_Required work_
Copy out each line of the listing below where the string "reviews" appears.

_Provided data_
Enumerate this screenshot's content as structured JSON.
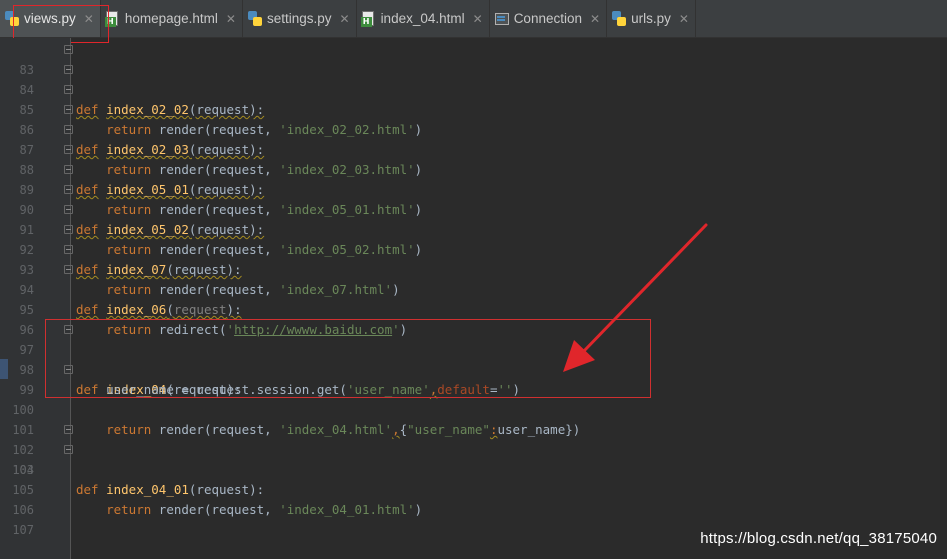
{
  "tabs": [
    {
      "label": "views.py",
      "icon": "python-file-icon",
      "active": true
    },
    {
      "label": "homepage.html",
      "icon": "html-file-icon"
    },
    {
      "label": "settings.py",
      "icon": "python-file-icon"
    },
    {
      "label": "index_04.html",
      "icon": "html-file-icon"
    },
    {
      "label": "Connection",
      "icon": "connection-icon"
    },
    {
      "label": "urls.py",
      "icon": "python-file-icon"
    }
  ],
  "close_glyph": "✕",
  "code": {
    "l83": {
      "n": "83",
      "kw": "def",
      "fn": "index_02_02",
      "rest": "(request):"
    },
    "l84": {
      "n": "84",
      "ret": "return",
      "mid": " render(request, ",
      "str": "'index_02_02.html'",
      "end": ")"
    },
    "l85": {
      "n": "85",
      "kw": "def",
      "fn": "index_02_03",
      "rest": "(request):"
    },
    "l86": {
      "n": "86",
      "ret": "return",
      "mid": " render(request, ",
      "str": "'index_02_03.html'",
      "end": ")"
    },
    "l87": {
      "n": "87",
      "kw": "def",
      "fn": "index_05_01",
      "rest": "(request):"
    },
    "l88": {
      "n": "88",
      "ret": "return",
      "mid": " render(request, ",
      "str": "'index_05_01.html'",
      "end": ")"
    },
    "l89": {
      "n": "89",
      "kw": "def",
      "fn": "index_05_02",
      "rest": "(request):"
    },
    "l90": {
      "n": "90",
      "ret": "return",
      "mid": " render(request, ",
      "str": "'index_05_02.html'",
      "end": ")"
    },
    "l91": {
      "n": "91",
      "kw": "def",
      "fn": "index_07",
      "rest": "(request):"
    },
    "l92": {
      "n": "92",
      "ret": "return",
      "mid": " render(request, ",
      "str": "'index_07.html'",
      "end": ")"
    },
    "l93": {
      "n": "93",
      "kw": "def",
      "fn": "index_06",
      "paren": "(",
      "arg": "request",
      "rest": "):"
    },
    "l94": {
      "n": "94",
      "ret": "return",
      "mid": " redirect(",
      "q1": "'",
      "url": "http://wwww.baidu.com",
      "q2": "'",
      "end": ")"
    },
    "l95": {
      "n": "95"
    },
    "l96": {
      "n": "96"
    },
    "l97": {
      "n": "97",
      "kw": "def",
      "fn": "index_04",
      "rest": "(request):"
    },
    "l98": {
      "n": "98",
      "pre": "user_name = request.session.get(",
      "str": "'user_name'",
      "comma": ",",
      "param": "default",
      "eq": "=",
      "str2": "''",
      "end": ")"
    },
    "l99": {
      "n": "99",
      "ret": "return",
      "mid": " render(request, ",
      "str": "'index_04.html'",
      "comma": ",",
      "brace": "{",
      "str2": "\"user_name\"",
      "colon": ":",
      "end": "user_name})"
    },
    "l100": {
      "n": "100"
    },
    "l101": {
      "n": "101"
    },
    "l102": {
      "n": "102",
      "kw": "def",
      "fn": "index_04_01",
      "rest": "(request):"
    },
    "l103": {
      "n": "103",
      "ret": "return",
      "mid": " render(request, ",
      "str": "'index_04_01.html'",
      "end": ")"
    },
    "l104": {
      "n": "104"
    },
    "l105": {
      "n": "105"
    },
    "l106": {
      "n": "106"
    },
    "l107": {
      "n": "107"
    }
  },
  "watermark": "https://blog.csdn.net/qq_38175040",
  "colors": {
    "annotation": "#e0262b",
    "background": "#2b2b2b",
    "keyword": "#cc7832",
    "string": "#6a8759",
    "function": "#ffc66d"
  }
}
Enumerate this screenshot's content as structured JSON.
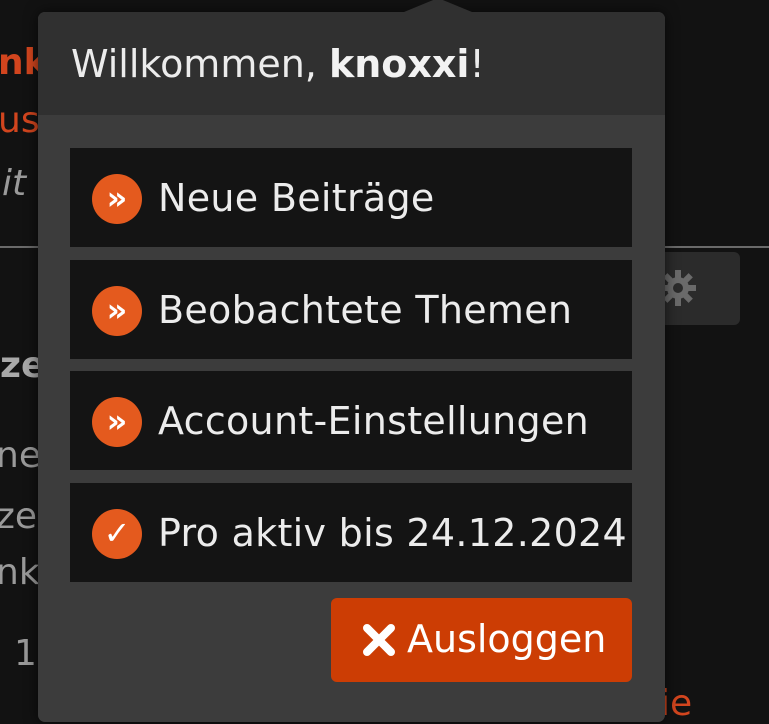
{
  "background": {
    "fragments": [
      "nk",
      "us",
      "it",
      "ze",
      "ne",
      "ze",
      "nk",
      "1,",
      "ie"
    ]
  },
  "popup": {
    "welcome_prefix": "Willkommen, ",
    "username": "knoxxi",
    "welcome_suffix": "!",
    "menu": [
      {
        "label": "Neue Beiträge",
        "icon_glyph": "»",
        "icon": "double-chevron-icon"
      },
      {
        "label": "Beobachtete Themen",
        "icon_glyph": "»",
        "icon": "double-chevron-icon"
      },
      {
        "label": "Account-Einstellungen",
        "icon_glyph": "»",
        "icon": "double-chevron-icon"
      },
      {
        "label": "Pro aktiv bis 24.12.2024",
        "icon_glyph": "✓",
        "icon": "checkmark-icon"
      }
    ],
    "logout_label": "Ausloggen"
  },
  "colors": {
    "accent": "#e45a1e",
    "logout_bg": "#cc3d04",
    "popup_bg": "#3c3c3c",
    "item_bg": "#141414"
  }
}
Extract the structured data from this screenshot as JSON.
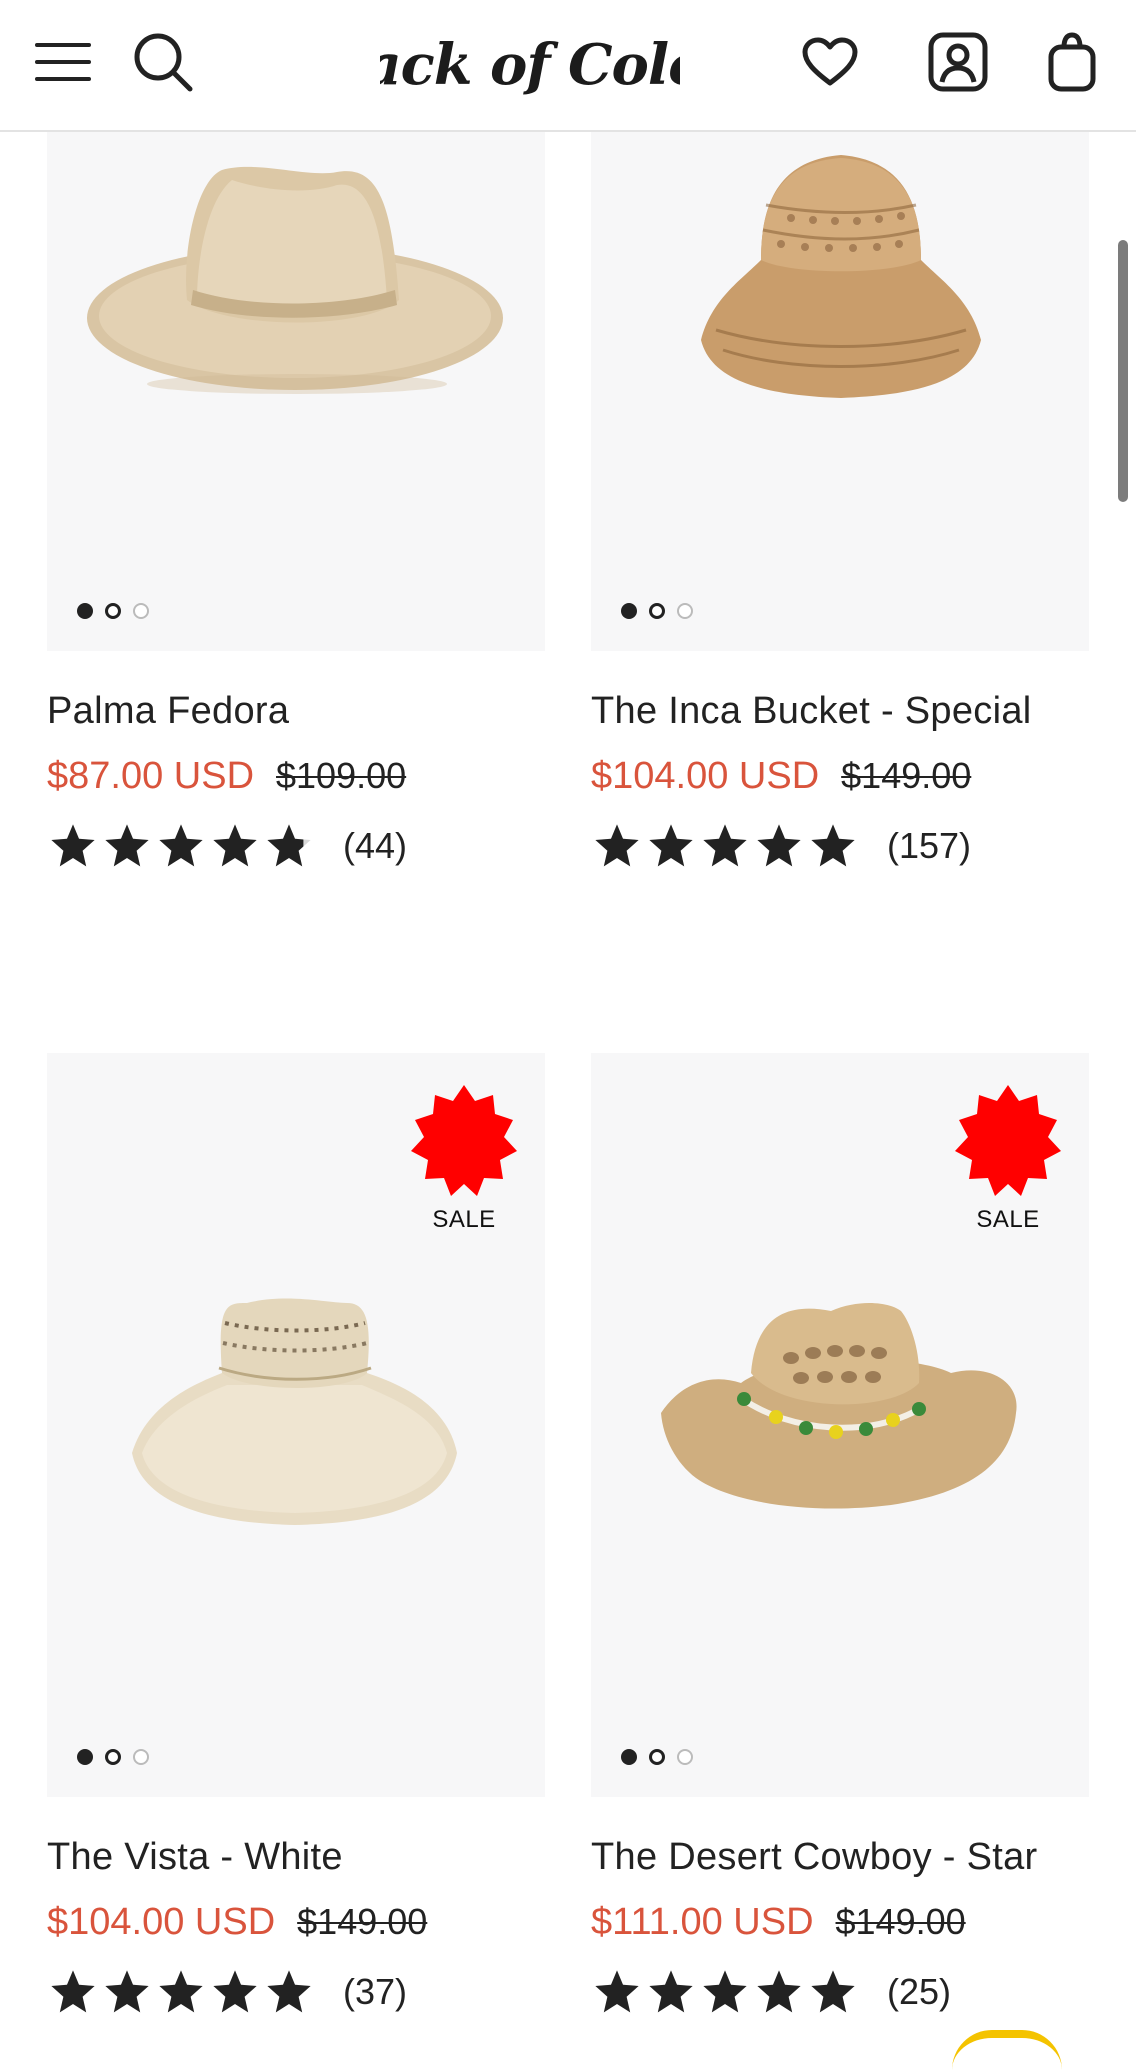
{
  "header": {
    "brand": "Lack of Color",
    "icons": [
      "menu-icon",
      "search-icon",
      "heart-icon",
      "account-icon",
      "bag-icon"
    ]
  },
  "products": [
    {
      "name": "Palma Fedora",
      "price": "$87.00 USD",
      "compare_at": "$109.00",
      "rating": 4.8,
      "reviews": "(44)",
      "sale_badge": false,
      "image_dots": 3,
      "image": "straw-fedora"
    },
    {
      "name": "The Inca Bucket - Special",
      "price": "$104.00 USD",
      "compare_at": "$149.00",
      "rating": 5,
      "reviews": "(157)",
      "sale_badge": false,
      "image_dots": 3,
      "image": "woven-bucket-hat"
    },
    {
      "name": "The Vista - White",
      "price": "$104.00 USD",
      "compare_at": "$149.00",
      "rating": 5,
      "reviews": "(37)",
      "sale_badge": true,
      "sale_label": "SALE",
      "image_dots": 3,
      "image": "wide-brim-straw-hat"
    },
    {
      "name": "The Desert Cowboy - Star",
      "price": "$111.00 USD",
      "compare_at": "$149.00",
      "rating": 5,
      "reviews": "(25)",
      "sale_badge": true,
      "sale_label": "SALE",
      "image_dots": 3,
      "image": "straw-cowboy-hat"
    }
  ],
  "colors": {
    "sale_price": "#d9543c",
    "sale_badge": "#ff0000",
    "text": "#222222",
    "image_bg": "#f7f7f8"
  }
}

_Answer to this problem_
      "reviews": "(44)",
      "reviews": "(157)",
      "reviews": "(37)",
      "reviews": "(25)",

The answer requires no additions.